Our first Indonesian dive trip was to Lembeh Strait, muck diving capital of the world. We stayed on the beach at KBR (Kungkungan Bay Resort). Within minutes, we were watching hairy frogfish gallop after one another, and by the end of the week, we were ignoring flamboyant cuttlefish in favor of the more exotic. Totally jaded in nothing flat!
Our second trip to Indonesia began in Ubud on the island of Bali. Alila Ubud Resort is within a rice paddy enclave, at the outskirts of town. Evening fireflies over the rice paddies were a welcome sight after the treacherous walk from downtown. Warm smiles reflected the good karma in this Buddhist state. Our Bali afterglow was soon lost in Makassar, Sulawesi. An evening walk brought glares, stares, and one thrown rock as we passed through the “gold district” where young Muslim men must buy a sufficient quantity of generic gold jewelry to procure a bride of “varying quality”from any of a hundred identical white-tiled, fluorescent lit shops.
Sorong was just an hour flight away, where we boarded the Raja Ampat Explorer, for the two week dive trip. We generally motored north, mostly to small and uninhabited islands, each with its own underwater personality and treats. It was probably a week before we saw another boat, village, or plane. Each dive was led by three guides who served as our spotters, and critter handlers. They made the photographs in this gallery possible. King among them was Harry, the lead dive master.
Dives were a combination of muck and reef. The soft corals were astounding and the night dives sublime. We did have a full moon during this trip, which made for some wonderful skies but “squirrelly” currents. Evening thunderheads competed with the Milky Way.
Underwater highlights include several wonderful pygmy sea-horses, an array of nudibranchs, a newly discovered walking shark, the wobbegong shark, sea moths, manta rays and a radar shrimp with actual bodyguards.
On our third trip, we returned to Lembeh. The cast of characters changes from season to season, with this trip supplying abundant seahorses and octopi. The common thread: animals hiding in plain sight. Many subjects would have been overlooked if not for the local dive guides, without whom I would have mostly pictures of sand, rubble and the muck itself.
Hiding in plain site has several survival benefits. Camouflage allows some degree of protection from predation and allows predators to be more successful.

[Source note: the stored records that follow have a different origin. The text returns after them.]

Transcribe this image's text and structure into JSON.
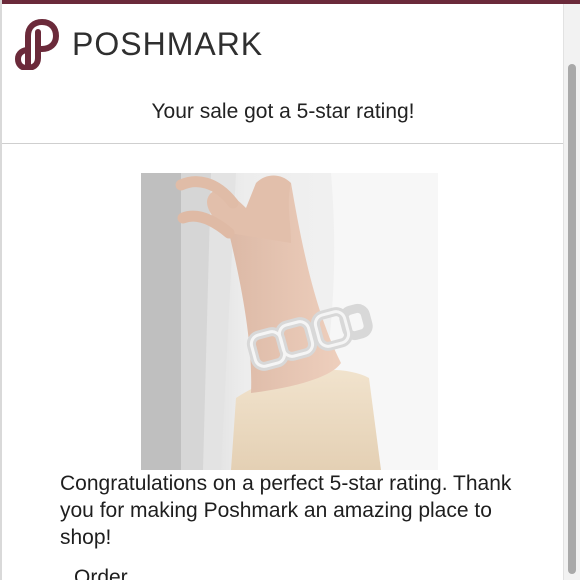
{
  "brand": {
    "name": "POSHMARK",
    "accent_color": "#6b2a3a",
    "logo_icon": "poshmark-logo-icon"
  },
  "email": {
    "subject": "Your sale got a 5-star rating!",
    "message": "Congratulations on a perfect 5-star rating. Thank you for making Poshmark an amazing place to shop!",
    "order_label": "Order"
  },
  "photo": {
    "subject": "product-photo"
  }
}
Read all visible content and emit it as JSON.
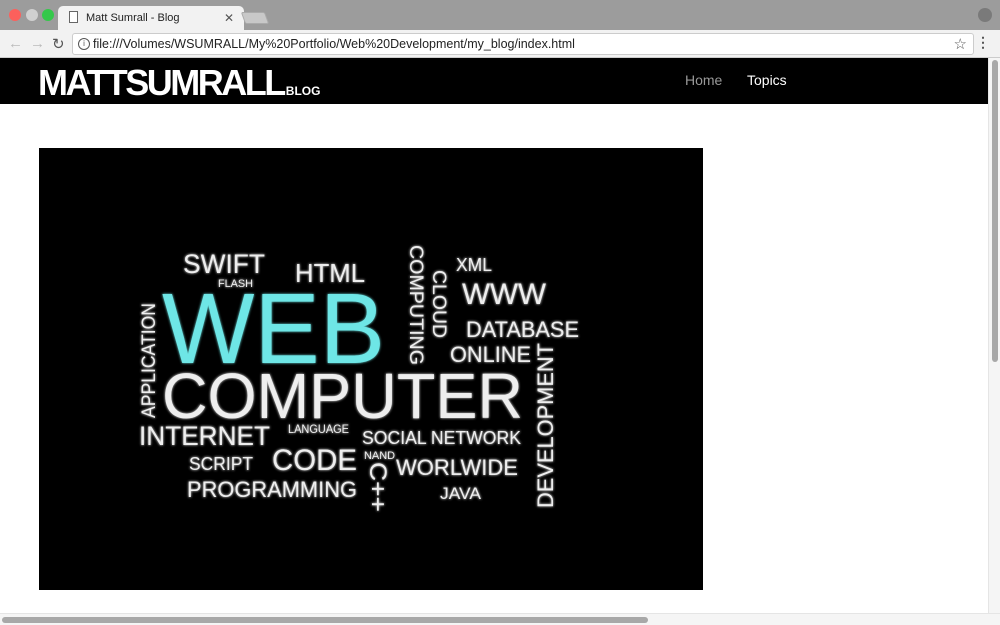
{
  "browser": {
    "tab_title": "Matt Sumrall - Blog",
    "url": "file:///Volumes/WSUMRALL/My%20Portfolio/Web%20Development/my_blog/index.html"
  },
  "site": {
    "logo": "MATTSUMRALL",
    "logo_sub": "BLOG",
    "nav": [
      {
        "label": "Home"
      },
      {
        "label": "Topics"
      }
    ]
  },
  "word_cloud": {
    "highlight_color": "#6ee6e6",
    "words": [
      "WEB",
      "COMPUTER",
      "SWIFT",
      "FLASH",
      "HTML",
      "COMPUTING",
      "CLOUD",
      "XML",
      "WWW",
      "DATABASE",
      "ONLINE",
      "APPLICATION",
      "DEVELOPMENT",
      "INTERNET",
      "LANGUAGE",
      "SOCIAL NETWORK",
      "SCRIPT",
      "CODE",
      "NAND",
      "WORLWIDE",
      "C++",
      "PROGRAMMING",
      "JAVA"
    ]
  }
}
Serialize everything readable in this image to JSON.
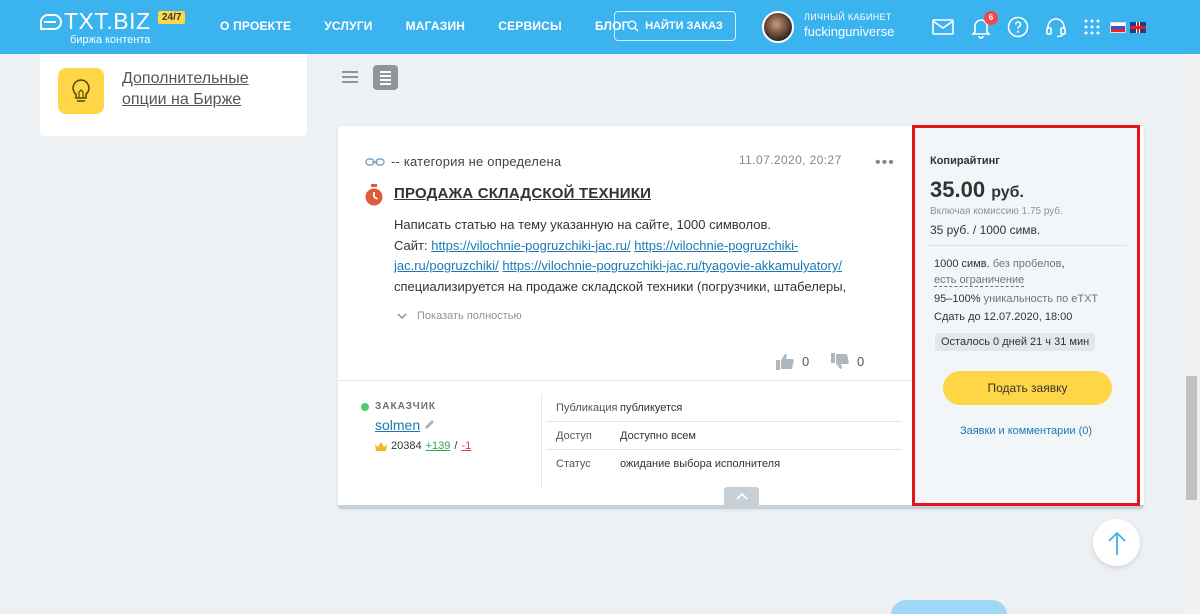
{
  "header": {
    "logo_text": "TXT.BIZ",
    "logo_badge": "24/7",
    "logo_subtitle": "биржа контента",
    "nav": [
      {
        "label": "О ПРОЕКТЕ"
      },
      {
        "label": "УСЛУГИ"
      },
      {
        "label": "МАГАЗИН"
      },
      {
        "label": "СЕРВИСЫ"
      },
      {
        "label": "БЛОГ"
      }
    ],
    "find_order_label": "НАЙТИ ЗАКАЗ",
    "cabinet_label": "ЛИЧНЫЙ КАБИНЕТ",
    "username": "fuckinguniverse",
    "notifications_count": "6",
    "icons": [
      "mail-icon",
      "bell-icon",
      "help-icon",
      "headset-icon",
      "grid-icon",
      "flag-ru-icon",
      "flag-uk-icon"
    ]
  },
  "sidebar": {
    "promo_link": "Дополнительные опции на Бирже"
  },
  "task": {
    "category": "-- категория не определена",
    "date": "11.07.2020, 20:27",
    "title": "ПРОДАЖА СКЛАДСКОЙ ТЕХНИКИ",
    "description_line1": "Написать статью на тему указанную на сайте, 1000 символов.",
    "site_label": "Сайт: ",
    "links": [
      "https://vilochnie-pogruzchiki-jac.ru/",
      "https://vilochnie-pogruzchiki-jac.ru/pogruzchiki/",
      "https://vilochnie-pogruzchiki-jac.ru/tyagovie-akkamulyatory/"
    ],
    "description_tail": "специализируется на продаже складской техники (погрузчики, штабелеры,",
    "show_more": "Показать полностью",
    "likes": "0",
    "dislikes": "0",
    "customer_label": "ЗАКАЗЧИК",
    "customer_name": "solmen",
    "rating_value": "20384",
    "rating_pos": "+139",
    "rating_sep": "/",
    "rating_neg": "-1",
    "info": [
      {
        "key": "Публикация",
        "value": "публикуется"
      },
      {
        "key": "Доступ",
        "value": "Доступно всем"
      },
      {
        "key": "Статус",
        "value": "ожидание выбора исполнителя"
      }
    ]
  },
  "price_panel": {
    "type": "Копирайтинг",
    "price": "35.00",
    "currency": "руб.",
    "commission": "Включая комиссию 1.75 руб.",
    "rate": "35 руб. / 1000 симв.",
    "chars": "1000 симв.",
    "no_spaces": "без пробелов",
    "comma": ",",
    "limit": "есть ограничение",
    "uniq_value": "95–100%",
    "uniq_text": "уникальность по eTXT",
    "deadline": "Сдать до 12.07.2020, 18:00",
    "time_left": "Осталось 0 дней 21 ч 31 мин",
    "apply_label": "Подать заявку",
    "comments_link": "Заявки и комментарии (0)"
  }
}
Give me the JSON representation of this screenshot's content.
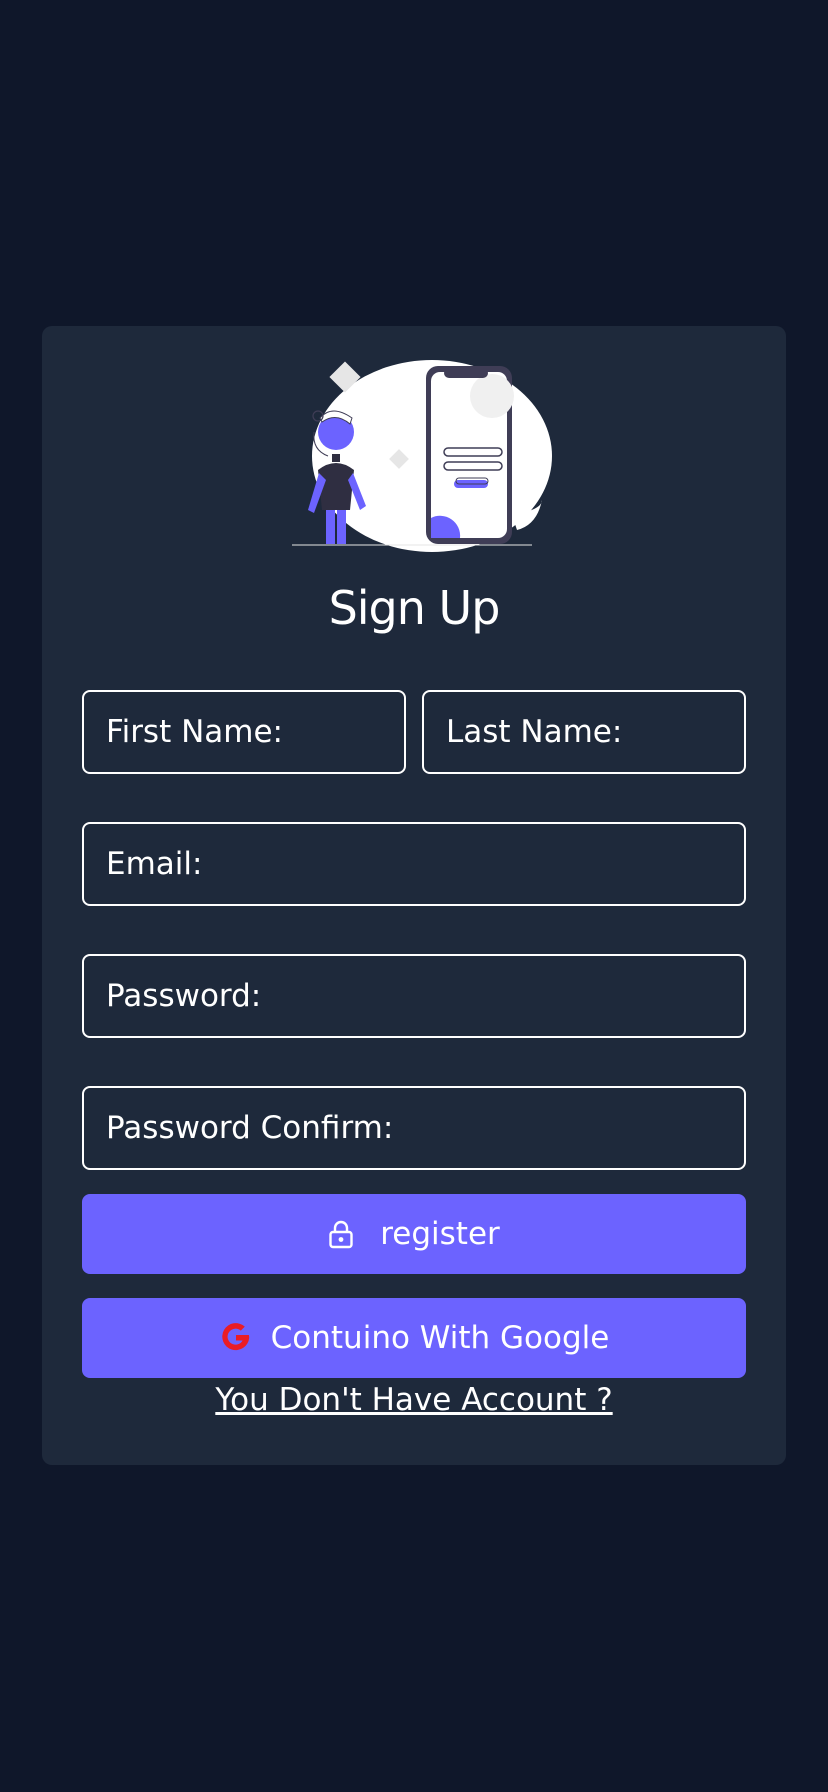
{
  "form": {
    "title": "Sign Up",
    "first_name_placeholder": "First Name:",
    "last_name_placeholder": "Last Name:",
    "email_placeholder": "Email:",
    "password_placeholder": "Password:",
    "password_confirm_placeholder": "Password Confirm:",
    "register_label": "register",
    "google_label": "Contuino With Google",
    "account_link": "You Don't Have Account ?"
  },
  "icons": {
    "register": "lock-icon",
    "google": "google-icon",
    "illustration": "sign-up-illustration"
  },
  "colors": {
    "background": "#0f172a",
    "card": "#1e293b",
    "accent": "#6c63ff",
    "google_red": "#ea1c25"
  }
}
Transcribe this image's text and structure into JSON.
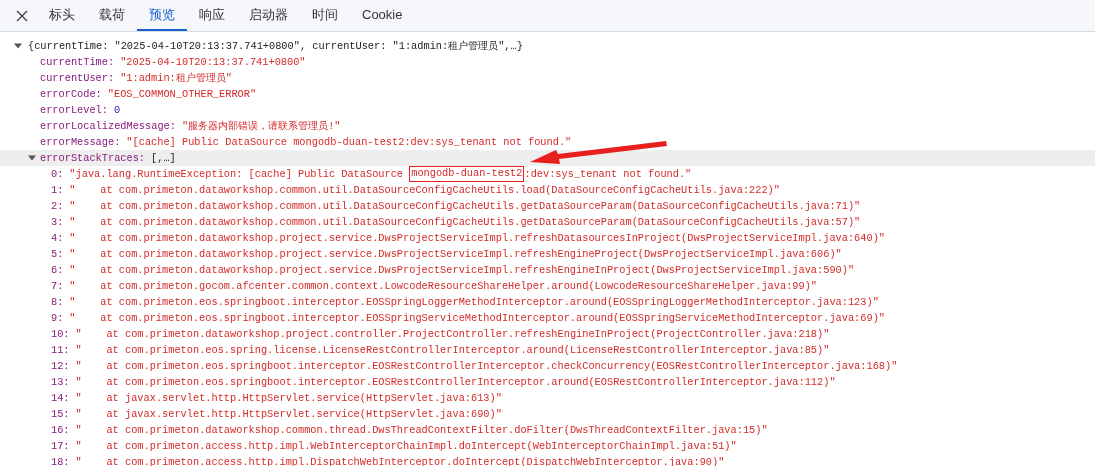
{
  "tabs": [
    {
      "label": "标头",
      "selected": false
    },
    {
      "label": "载荷",
      "selected": false
    },
    {
      "label": "预览",
      "selected": true
    },
    {
      "label": "响应",
      "selected": false
    },
    {
      "label": "启动器",
      "selected": false
    },
    {
      "label": "时间",
      "selected": false
    },
    {
      "label": "Cookie",
      "selected": false
    }
  ],
  "tree": {
    "expanded": true,
    "summary": "{currentTime: \"2025-04-10T20:13:37.741+0800\", currentUser: \"1:admin:租户管理员\",…}",
    "children": [
      {
        "key": "currentTime:",
        "kind": "string",
        "value": "\"2025-04-10T20:13:37.741+0800\""
      },
      {
        "key": "currentUser:",
        "kind": "string",
        "value": "\"1:admin:租户管理员\""
      },
      {
        "key": "errorCode:",
        "kind": "string",
        "value": "\"EOS_COMMON_OTHER_ERROR\""
      },
      {
        "key": "errorLevel:",
        "kind": "number",
        "value": "0"
      },
      {
        "key": "errorLocalizedMessage:",
        "kind": "string",
        "value": "\"服务器内部错误，请联系管理员!\""
      },
      {
        "key": "errorMessage:",
        "kind": "string",
        "value": "\"[cache] Public DataSource mongodb-duan-test2:dev:sys_tenant not found.\""
      },
      {
        "key": "errorStackTraces:",
        "kind": "array",
        "expanded": true,
        "hovered": true,
        "summary": "[,…]",
        "children": [
          {
            "key": "0:",
            "parts": [
              {
                "text": "\"java.lang.RuntimeException: [cache] Public DataSource ",
                "boxed": false
              },
              {
                "text": "mongodb-duan-test2",
                "boxed": true
              },
              {
                "text": ":dev:sys_tenant not found.\"",
                "boxed": false
              }
            ]
          },
          {
            "key": "1:",
            "value": "\"    at com.primeton.dataworkshop.common.util.DataSourceConfigCacheUtils.load(DataSourceConfigCacheUtils.java:222)\""
          },
          {
            "key": "2:",
            "value": "\"    at com.primeton.dataworkshop.common.util.DataSourceConfigCacheUtils.getDataSourceParam(DataSourceConfigCacheUtils.java:71)\""
          },
          {
            "key": "3:",
            "value": "\"    at com.primeton.dataworkshop.common.util.DataSourceConfigCacheUtils.getDataSourceParam(DataSourceConfigCacheUtils.java:57)\""
          },
          {
            "key": "4:",
            "value": "\"    at com.primeton.dataworkshop.project.service.DwsProjectServiceImpl.refreshDatasourcesInProject(DwsProjectServiceImpl.java:640)\""
          },
          {
            "key": "5:",
            "value": "\"    at com.primeton.dataworkshop.project.service.DwsProjectServiceImpl.refreshEngineProject(DwsProjectServiceImpl.java:606)\""
          },
          {
            "key": "6:",
            "value": "\"    at com.primeton.dataworkshop.project.service.DwsProjectServiceImpl.refreshEngineInProject(DwsProjectServiceImpl.java:590)\""
          },
          {
            "key": "7:",
            "value": "\"    at com.primeton.gocom.afcenter.common.context.LowcodeResourceShareHelper.around(LowcodeResourceShareHelper.java:99)\""
          },
          {
            "key": "8:",
            "value": "\"    at com.primeton.eos.springboot.interceptor.EOSSpringLoggerMethodInterceptor.around(EOSSpringLoggerMethodInterceptor.java:123)\""
          },
          {
            "key": "9:",
            "value": "\"    at com.primeton.eos.springboot.interceptor.EOSSpringServiceMethodInterceptor.around(EOSSpringServiceMethodInterceptor.java:69)\""
          },
          {
            "key": "10:",
            "value": "\"    at com.primeton.dataworkshop.project.controller.ProjectController.refreshEngineInProject(ProjectController.java:218)\""
          },
          {
            "key": "11:",
            "value": "\"    at com.primeton.eos.spring.license.LicenseRestControllerInterceptor.around(LicenseRestControllerInterceptor.java:85)\""
          },
          {
            "key": "12:",
            "value": "\"    at com.primeton.eos.springboot.interceptor.EOSRestControllerInterceptor.checkConcurrency(EOSRestControllerInterceptor.java:168)\""
          },
          {
            "key": "13:",
            "value": "\"    at com.primeton.eos.springboot.interceptor.EOSRestControllerInterceptor.around(EOSRestControllerInterceptor.java:112)\""
          },
          {
            "key": "14:",
            "value": "\"    at javax.servlet.http.HttpServlet.service(HttpServlet.java:613)\""
          },
          {
            "key": "15:",
            "value": "\"    at javax.servlet.http.HttpServlet.service(HttpServlet.java:690)\""
          },
          {
            "key": "16:",
            "value": "\"    at com.primeton.dataworkshop.common.thread.DwsThreadContextFilter.doFilter(DwsThreadContextFilter.java:15)\""
          },
          {
            "key": "17:",
            "value": "\"    at com.primeton.access.http.impl.WebInterceptorChainImpl.doIntercept(WebInterceptorChainImpl.java:51)\""
          },
          {
            "key": "18:",
            "value": "\"    at com.primeton.access.http.impl.DispatchWebInterceptor.doIntercept(DispatchWebInterceptor.java:90)\""
          }
        ]
      }
    ]
  }
}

Some animals are so hidden, that they don’t need to hide, where others boldly display patterns and colors which broadcast either a bad taste or poisonous venom or flesh.
The venomous creatures are extremely so, although not particularly dangerous to divers. Hopefully, the venom will find its way into medicine someday as remarkable treatments or cures.
Our fourth trip to Indonesia didn’t disappoint. October brought a subtle change in seasons from hot and humid to hot, humid and rainy. Again, the Balinese people were gracious and warm, in spite of a series of crushing national challenges.
Diving ranged from subtle to sublime, and most always productive. Aside from absent molas (ocean sunfish) and mantas, most of the usual suspects were there and willing to be photographed.
Which brings me to our fifth trip to Indonesia and second to Raja Ampat, each one my favorite and this was no exception. The reefs seemed healthy with a wealth of subject diversity. The critters were generally interactive and bold.
Our 6th dive trip to Indonesia, was on the Ocean Rover. We knew the boat well from dive trips in Thailand and Burma but hadn’t been on it since purchased by Roman Szalay and moved to Indonesian waters. This was our third trip to Raja Ampat, and first time in these waters with our friend and group leader, Chris Newbert and some of his “unusual suspects” posse. The boat has more charging stations than you can shake a camera at, nitrox, good food and snacks and a masseuse. What more could we want? How about a camera repairman? That was Steve Fish, photographer/videographer/tinkerer extraordinaire.
A different itinerary gave us some new favorite dive sites. These include: Black Rock (crazy good), Pearl Farm Jetty, Melissa’s Garden, and Sardine. Unfortunately, no mantas or crocodiles to report but some of our best wide angle opportunities to date.
Above are some of my favorite pics from these trips – Steve